Contrast has been improved to or even beyond DLP levels - a claimed 5000:1 in this case - but the fact that the company doesn't specify how it was measured indicates that the figure should not be taken at face value.

This is a true widescreen model that can deal with 720p source material (eg from the Sky HD service about to start) without lossy scaling.

In addition,the LCD panels used here display much reduced evidence of the dark grid between adjacent pixel rows and columns that make viewing of LCD projectors so inherently unnatural.But there is some evidence that this has been paid for in a reduction in overall sharpness and,in addition,it was not possible to achieve a completely uniform focus across the whole screen area.The picture always looked a little soft on test.

With a claimed 1,600 ANSI Lumens output,this is a bright,powerful projector that can be used in daylight, though for casual viewing only.

Reduced output

A credible theatre-realistic output requires a considerably reduced output,though,and you will not be able to make this compromise. Mechanical lens shift is available in both planes and,combined with a wider than usual 1.5:1 zoom range, means that the Epson is more flexible about placement than many.

Nevertheless,the lens is designed mostly for short projection distances. This is great for small rooms,or where the projector will be placed on a table in front of the viewing plane,but is not so good in bigger rooms or where the projector is to be used on a rear wall shelf,which for various reasons is the optimum way to use any projector.

We were impressed by the brightness of the picture in its Dynamic setting, but not by its quality,which was clearly soft,though video noise levels were low,and motion artefacts through the proprietary internal scaler surprisingly well restrained.

Using a Theatre setting, projecting off a white screen with moderate (1.2) gain in a properly darkened room,the blacks finally started to look much truer,and shadow detail became more subtle and varied - not DLP standard in our view,but in the general ballpark.

Colour reproduction was very good (an acknowledged LCD strength) and the low level of grid overlay on screen, combined with effective IP processing, makes moving scenes flow smoothly on screen,and the whole effect becomes one that does justice to the concept of home theatre.

Best results are via the digital HDMI input, which easily betters the best analogue output. On the whole, component looks noisier and less fluid on screen.

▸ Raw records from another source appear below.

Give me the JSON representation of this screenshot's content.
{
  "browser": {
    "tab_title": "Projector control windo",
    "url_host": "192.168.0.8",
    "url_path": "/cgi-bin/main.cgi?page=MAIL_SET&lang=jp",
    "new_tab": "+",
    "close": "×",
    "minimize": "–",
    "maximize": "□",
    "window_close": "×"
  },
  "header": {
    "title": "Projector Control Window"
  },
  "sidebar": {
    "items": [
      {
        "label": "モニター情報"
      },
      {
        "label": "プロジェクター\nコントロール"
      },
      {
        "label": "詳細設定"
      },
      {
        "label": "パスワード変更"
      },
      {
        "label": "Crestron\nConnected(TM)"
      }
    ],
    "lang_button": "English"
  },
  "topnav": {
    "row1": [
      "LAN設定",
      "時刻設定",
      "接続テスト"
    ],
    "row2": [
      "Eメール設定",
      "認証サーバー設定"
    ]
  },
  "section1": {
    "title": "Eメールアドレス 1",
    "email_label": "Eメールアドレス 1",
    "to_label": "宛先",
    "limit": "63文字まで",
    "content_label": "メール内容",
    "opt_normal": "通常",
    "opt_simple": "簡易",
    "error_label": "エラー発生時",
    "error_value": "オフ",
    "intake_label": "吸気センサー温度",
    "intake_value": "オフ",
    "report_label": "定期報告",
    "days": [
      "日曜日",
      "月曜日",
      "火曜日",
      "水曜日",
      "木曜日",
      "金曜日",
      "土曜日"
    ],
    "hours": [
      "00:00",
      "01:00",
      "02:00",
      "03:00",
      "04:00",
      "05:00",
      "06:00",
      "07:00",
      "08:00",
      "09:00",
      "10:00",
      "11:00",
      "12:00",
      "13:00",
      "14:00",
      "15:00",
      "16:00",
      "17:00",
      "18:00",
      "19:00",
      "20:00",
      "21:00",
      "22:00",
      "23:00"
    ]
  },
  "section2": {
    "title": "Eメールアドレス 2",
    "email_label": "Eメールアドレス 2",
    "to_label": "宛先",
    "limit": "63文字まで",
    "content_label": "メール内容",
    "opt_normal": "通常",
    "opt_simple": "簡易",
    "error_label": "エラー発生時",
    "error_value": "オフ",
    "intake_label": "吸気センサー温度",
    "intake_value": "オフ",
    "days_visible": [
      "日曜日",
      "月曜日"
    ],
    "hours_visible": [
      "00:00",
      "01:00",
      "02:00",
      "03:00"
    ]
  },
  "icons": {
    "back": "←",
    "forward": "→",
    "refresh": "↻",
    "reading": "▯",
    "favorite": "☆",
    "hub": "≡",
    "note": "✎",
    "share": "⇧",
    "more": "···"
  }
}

Test it with the downloaded 720p source material, and the Epson is impressively solid and finely detailed - almost like a moving photograph in some cases. Fan noise is about average in its class, but the cooling system remains a significant intrusion (even in Theatre mode),which is one reason against placing the Epson in front of the viewing area. Alvin Gold was the former name of Its staff were at the forefront of the digital publishing revolution, and spearheaded the move to bring consumer technology journalism to its natural home – online. Many of the current TechRadar staff started life a staff writer, covering everything from the emerging smartphone market to the evolving market of personal computers. Think of it as the building blocks of the TechRadar you love today.